GIVEN INFORMATION:
[Start of Attachment]

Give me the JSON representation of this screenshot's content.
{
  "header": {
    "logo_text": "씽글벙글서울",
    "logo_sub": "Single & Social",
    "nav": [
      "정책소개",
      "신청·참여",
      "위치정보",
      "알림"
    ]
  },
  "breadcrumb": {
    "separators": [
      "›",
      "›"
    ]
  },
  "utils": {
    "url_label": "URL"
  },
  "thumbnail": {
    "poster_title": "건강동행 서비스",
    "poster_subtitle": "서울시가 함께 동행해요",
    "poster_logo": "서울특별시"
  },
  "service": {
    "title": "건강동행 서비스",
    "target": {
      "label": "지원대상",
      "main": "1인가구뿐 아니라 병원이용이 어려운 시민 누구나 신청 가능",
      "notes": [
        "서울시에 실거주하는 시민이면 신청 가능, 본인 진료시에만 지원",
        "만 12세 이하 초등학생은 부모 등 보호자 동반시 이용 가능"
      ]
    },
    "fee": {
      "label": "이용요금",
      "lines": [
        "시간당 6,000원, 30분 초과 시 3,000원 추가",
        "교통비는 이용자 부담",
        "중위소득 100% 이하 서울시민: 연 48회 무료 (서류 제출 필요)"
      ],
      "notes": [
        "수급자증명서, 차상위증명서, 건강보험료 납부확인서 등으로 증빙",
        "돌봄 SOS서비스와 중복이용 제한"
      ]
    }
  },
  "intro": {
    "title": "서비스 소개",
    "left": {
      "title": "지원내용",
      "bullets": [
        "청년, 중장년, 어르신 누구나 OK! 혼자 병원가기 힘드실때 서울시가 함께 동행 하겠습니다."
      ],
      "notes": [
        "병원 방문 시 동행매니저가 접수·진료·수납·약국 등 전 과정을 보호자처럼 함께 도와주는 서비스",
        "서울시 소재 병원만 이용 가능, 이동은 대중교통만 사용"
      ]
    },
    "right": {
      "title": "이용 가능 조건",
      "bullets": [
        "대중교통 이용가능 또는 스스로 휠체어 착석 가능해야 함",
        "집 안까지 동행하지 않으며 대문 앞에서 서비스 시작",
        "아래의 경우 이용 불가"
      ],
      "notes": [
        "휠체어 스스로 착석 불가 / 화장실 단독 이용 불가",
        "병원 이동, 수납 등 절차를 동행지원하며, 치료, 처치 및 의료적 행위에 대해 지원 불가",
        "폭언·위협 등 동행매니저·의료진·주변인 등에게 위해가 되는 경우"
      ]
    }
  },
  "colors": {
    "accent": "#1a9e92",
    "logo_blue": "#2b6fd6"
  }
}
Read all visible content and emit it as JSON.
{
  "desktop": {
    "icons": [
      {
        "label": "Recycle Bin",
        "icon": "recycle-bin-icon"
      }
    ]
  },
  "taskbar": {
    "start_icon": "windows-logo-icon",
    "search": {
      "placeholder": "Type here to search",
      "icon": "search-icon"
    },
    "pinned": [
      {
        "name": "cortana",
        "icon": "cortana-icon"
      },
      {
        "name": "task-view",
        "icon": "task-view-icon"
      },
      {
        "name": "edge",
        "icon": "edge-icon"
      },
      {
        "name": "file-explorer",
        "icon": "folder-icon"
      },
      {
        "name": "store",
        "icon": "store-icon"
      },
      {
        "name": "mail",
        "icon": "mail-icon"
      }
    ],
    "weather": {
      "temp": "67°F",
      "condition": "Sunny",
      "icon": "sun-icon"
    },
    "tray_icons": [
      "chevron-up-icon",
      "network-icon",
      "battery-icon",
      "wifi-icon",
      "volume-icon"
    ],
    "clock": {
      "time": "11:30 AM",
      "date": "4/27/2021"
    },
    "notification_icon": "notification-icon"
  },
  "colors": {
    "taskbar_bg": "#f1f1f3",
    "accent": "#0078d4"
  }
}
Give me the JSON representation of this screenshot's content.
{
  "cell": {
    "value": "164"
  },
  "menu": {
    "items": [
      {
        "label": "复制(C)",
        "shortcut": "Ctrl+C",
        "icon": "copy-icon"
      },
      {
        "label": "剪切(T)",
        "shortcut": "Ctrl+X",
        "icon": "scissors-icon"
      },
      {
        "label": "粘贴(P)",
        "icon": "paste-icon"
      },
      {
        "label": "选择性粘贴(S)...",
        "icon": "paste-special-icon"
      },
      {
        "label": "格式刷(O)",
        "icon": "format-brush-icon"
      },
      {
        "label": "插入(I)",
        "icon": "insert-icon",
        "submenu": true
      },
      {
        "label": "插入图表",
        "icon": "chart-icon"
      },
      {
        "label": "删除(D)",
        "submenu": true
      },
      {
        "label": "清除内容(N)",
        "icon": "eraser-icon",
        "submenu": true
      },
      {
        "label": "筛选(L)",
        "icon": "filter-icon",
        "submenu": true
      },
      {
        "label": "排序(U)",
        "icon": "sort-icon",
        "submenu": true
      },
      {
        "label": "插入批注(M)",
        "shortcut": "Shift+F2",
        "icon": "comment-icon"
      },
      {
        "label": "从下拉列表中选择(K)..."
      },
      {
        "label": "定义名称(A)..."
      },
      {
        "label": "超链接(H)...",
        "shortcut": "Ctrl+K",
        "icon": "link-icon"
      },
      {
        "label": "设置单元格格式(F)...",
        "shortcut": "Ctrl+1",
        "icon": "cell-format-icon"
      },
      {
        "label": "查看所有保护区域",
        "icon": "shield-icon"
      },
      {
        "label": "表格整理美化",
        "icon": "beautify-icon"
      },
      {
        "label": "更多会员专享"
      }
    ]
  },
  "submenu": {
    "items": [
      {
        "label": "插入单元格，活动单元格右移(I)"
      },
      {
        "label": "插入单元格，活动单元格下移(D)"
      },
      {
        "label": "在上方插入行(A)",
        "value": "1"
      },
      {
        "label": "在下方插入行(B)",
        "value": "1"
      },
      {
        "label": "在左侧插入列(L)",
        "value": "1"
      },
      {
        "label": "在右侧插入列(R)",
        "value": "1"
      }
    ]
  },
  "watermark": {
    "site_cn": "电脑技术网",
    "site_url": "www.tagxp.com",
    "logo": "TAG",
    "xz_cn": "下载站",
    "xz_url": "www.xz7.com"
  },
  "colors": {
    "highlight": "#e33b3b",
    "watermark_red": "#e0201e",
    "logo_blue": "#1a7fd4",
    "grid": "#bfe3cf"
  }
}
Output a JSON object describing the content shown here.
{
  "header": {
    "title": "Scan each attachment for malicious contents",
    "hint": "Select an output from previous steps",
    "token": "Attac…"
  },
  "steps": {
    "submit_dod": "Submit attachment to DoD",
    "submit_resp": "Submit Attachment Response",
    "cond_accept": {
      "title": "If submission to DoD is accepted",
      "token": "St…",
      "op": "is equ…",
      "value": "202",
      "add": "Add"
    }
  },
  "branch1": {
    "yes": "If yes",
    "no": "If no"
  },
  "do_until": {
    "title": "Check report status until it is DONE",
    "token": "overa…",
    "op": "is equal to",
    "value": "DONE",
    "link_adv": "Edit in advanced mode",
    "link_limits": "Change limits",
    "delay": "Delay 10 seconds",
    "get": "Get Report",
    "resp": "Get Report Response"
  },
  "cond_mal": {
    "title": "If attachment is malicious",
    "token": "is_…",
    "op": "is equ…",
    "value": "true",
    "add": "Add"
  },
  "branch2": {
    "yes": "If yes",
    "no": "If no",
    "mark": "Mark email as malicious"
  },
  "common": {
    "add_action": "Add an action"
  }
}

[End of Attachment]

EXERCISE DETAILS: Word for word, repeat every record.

SOLUTION TO THIS EXERCISE:
Give me the JSON representation of this screenshot's content.
{
  "header": {
    "logo_text": "씽글벙글서울",
    "logo_sub": "Single & Social",
    "nav": [
      "정책소개",
      "신청·참여",
      "위치정보",
      "알림"
    ]
  },
  "breadcrumb": {
    "separators": [
      "›",
      "›"
    ]
  },
  "utils": {
    "url_label": "URL"
  },
  "thumbnail": {
    "poster_title": "건강동행 서비스",
    "poster_subtitle": "서울시가 함께 동행해요",
    "poster_logo": "서울특별시"
  },
  "service": {
    "title": "건강동행 서비스",
    "target": {
      "label": "지원대상",
      "main": "1인가구뿐 아니라 병원이용이 어려운 시민 누구나 신청 가능",
      "notes": [
        "서울시에 실거주하는 시민이면 신청 가능, 본인 진료시에만 지원",
        "만 12세 이하 초등학생은 부모 등 보호자 동반시 이용 가능"
      ]
    },
    "fee": {
      "label": "이용요금",
      "lines": [
        "시간당 6,000원, 30분 초과 시 3,000원 추가",
        "교통비는 이용자 부담",
        "중위소득 100% 이하 서울시민: 연 48회 무료 (서류 제출 필요)"
      ],
      "notes": [
        "수급자증명서, 차상위증명서, 건강보험료 납부확인서 등으로 증빙",
        "돌봄 SOS서비스와 중복이용 제한"
      ]
    }
  },
  "intro": {
    "title": "서비스 소개",
    "left": {
      "title": "지원내용",
      "bullets": [
        "청년, 중장년, 어르신 누구나 OK! 혼자 병원가기 힘드실때 서울시가 함께 동행 하겠습니다."
      ],
      "notes": [
        "병원 방문 시 동행매니저가 접수·진료·수납·약국 등 전 과정을 보호자처럼 함께 도와주는 서비스",
        "서울시 소재 병원만 이용 가능, 이동은 대중교통만 사용"
      ]
    },
    "right": {
      "title": "이용 가능 조건",
      "bullets": [
        "대중교통 이용가능 또는 스스로 휠체어 착석 가능해야 함",
        "집 안까지 동행하지 않으며 대문 앞에서 서비스 시작",
        "아래의 경우 이용 불가"
      ],
      "notes": [
        "휠체어 스스로 착석 불가 / 화장실 단독 이용 불가",
        "병원 이동, 수납 등 절차를 동행지원하며, 치료, 처치 및 의료적 행위에 대해 지원 불가",
        "폭언·위협 등 동행매니저·의료진·주변인 등에게 위해가 되는 경우"
      ]
    }
  },
  "colors": {
    "accent": "#1a9e92",
    "logo_blue": "#2b6fd6"
  }
}
Read all visible content and emit it as JSON.
{
  "desktop": {
    "icons": [
      {
        "label": "Recycle Bin",
        "icon": "recycle-bin-icon"
      }
    ]
  },
  "taskbar": {
    "start_icon": "windows-logo-icon",
    "search": {
      "placeholder": "Type here to search",
      "icon": "search-icon"
    },
    "pinned": [
      {
        "name": "cortana",
        "icon": "cortana-icon"
      },
      {
        "name": "task-view",
        "icon": "task-view-icon"
      },
      {
        "name": "edge",
        "icon": "edge-icon"
      },
      {
        "name": "file-explorer",
        "icon": "folder-icon"
      },
      {
        "name": "store",
        "icon": "store-icon"
      },
      {
        "name": "mail",
        "icon": "mail-icon"
      }
    ],
    "weather": {
      "temp": "67°F",
      "condition": "Sunny",
      "icon": "sun-icon"
    },
    "tray_icons": [
      "chevron-up-icon",
      "network-icon",
      "battery-icon",
      "wifi-icon",
      "volume-icon"
    ],
    "clock": {
      "time": "11:30 AM",
      "date": "4/27/2021"
    },
    "notification_icon": "notification-icon"
  },
  "colors": {
    "taskbar_bg": "#f1f1f3",
    "accent": "#0078d4"
  }
}
Give me the JSON representation of this screenshot's content.
{
  "cell": {
    "value": "164"
  },
  "menu": {
    "items": [
      {
        "label": "复制(C)",
        "shortcut": "Ctrl+C",
        "icon": "copy-icon"
      },
      {
        "label": "剪切(T)",
        "shortcut": "Ctrl+X",
        "icon": "scissors-icon"
      },
      {
        "label": "粘贴(P)",
        "icon": "paste-icon"
      },
      {
        "label": "选择性粘贴(S)...",
        "icon": "paste-special-icon"
      },
      {
        "label": "格式刷(O)",
        "icon": "format-brush-icon"
      },
      {
        "label": "插入(I)",
        "icon": "insert-icon",
        "submenu": true
      },
      {
        "label": "插入图表",
        "icon": "chart-icon"
      },
      {
        "label": "删除(D)",
        "submenu": true
      },
      {
        "label": "清除内容(N)",
        "icon": "eraser-icon",
        "submenu": true
      },
      {
        "label": "筛选(L)",
        "icon": "filter-icon",
        "submenu": true
      },
      {
        "label": "排序(U)",
        "icon": "sort-icon",
        "submenu": true
      },
      {
        "label": "插入批注(M)",
        "shortcut": "Shift+F2",
        "icon": "comment-icon"
      },
      {
        "label": "从下拉列表中选择(K)..."
      },
      {
        "label": "定义名称(A)..."
      },
      {
        "label": "超链接(H)...",
        "shortcut": "Ctrl+K",
        "icon": "link-icon"
      },
      {
        "label": "设置单元格格式(F)...",
        "shortcut": "Ctrl+1",
        "icon": "cell-format-icon"
      },
      {
        "label": "查看所有保护区域",
        "icon": "shield-icon"
      },
      {
        "label": "表格整理美化",
        "icon": "beautify-icon"
      },
      {
        "label": "更多会员专享"
      }
    ]
  },
  "submenu": {
    "items": [
      {
        "label": "插入单元格，活动单元格右移(I)"
      },
      {
        "label": "插入单元格，活动单元格下移(D)"
      },
      {
        "label": "在上方插入行(A)",
        "value": "1"
      },
      {
        "label": "在下方插入行(B)",
        "value": "1"
      },
      {
        "label": "在左侧插入列(L)",
        "value": "1"
      },
      {
        "label": "在右侧插入列(R)",
        "value": "1"
      }
    ]
  },
  "watermark": {
    "site_cn": "电脑技术网",
    "site_url": "www.tagxp.com",
    "logo": "TAG",
    "xz_cn": "下载站",
    "xz_url": "www.xz7.com"
  },
  "colors": {
    "highlight": "#e33b3b",
    "watermark_red": "#e0201e",
    "logo_blue": "#1a7fd4",
    "grid": "#bfe3cf"
  }
}
Output a JSON object describing the content shown here.
{
  "header": {
    "title": "Scan each attachment for malicious contents",
    "hint": "Select an output from previous steps",
    "token": "Attac…"
  },
  "steps": {
    "submit_dod": "Submit attachment to DoD",
    "submit_resp": "Submit Attachment Response",
    "cond_accept": {
      "title": "If submission to DoD is accepted",
      "token": "St…",
      "op": "is equ…",
      "value": "202",
      "add": "Add"
    }
  },
  "branch1": {
    "yes": "If yes",
    "no": "If no"
  },
  "do_until": {
    "title": "Check report status until it is DONE",
    "token": "overa…",
    "op": "is equal to",
    "value": "DONE",
    "link_adv": "Edit in advanced mode",
    "link_limits": "Change limits",
    "delay": "Delay 10 seconds",
    "get": "Get Report",
    "resp": "Get Report Response"
  },
  "cond_mal": {
    "title": "If attachment is malicious",
    "token": "is_…",
    "op": "is equ…",
    "value": "true",
    "add": "Add"
  },
  "branch2": {
    "yes": "If yes",
    "no": "If no",
    "mark": "Mark email as malicious"
  },
  "common": {
    "add_action": "Add an action"
  }
}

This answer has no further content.